Full Service Blonde is not only an entertaining mystery, it is a Las Vegas buffet of situations that prove that what happens in Vegas can happen anywhere… anywhere that has legal brothels an hour away in one direction and a Sekhmet Temple an hour away in the opposite direction. Copper Black, an aspiring newspaper reporter, finds herself becoming intimately familiar with the people and policies of each when she steps out of her role as calendar girl, the person who reports on society doings to investigate the murder of Victoria McKimber, a prostitute and the winner of a national sales contest for a line of famous beauty products. In this prequel to Getting Off on Frank Sinatra, 24 year old Copper moves to Las Vegas from Connecticut to take a job at The Las Vegas Light. It’s the Christmas holidays and her long-distance boyfriend, Daniel, is scheduled to spend a quiet and romantic week with her and her family, but as she showed in Getting Off on Frank Sinatra, Copper unlike her metallic namesake is a magnet for chaos, confusion and murder.
The narrator, Em Eldridge, gives Copper just the right amount of both bravado and vulnerability. She delivers Copper’s dialogue with a light, sassy innocence, but she’s equally adept at portraying the other characters with the appropriate levels of concern, gravity or menace they require.

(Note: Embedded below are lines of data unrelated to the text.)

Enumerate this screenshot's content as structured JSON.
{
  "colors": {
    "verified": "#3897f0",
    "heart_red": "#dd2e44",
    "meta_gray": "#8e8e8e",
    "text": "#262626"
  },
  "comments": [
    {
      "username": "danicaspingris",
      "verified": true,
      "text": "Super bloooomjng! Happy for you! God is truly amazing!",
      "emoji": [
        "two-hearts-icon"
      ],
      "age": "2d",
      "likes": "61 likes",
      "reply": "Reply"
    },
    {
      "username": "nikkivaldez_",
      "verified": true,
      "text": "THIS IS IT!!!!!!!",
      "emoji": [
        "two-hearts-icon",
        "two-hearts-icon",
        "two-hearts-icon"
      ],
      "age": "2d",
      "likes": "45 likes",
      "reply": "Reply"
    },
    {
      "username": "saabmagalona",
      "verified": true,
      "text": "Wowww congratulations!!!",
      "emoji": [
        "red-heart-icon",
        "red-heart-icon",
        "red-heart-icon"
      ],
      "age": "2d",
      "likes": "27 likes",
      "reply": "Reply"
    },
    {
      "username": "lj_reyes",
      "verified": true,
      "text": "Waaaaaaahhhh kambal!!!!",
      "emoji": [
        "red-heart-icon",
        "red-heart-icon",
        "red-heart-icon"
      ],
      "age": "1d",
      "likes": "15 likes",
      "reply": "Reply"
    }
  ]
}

Perhaps not everything that happens in Las Vegas can happen anywhere, but Edwards deals with a wide range of issues that occur everywhere…homelessness, corruption, land deals, homosexuality, abandoned children, sexual harassment in the work place, stereotyping, dysfunctional families, learning disorders, and questionable motives of charity supporters to name a few. In addition, she gives a fascinating description of the design and protocols of an actual brothel. She also dispels myths about the morality, motives and intelligence of women who work in brothels and she acknowledges the anti-Las Vegas bias that people often feel before they know the real city. This book might be considered a cultural guide to Las Vegas with its description of actual places and its veiled references to well-known Las Vegas places and personalities, but it’s first and foremost a superb story with a likeable and believable cast of characters.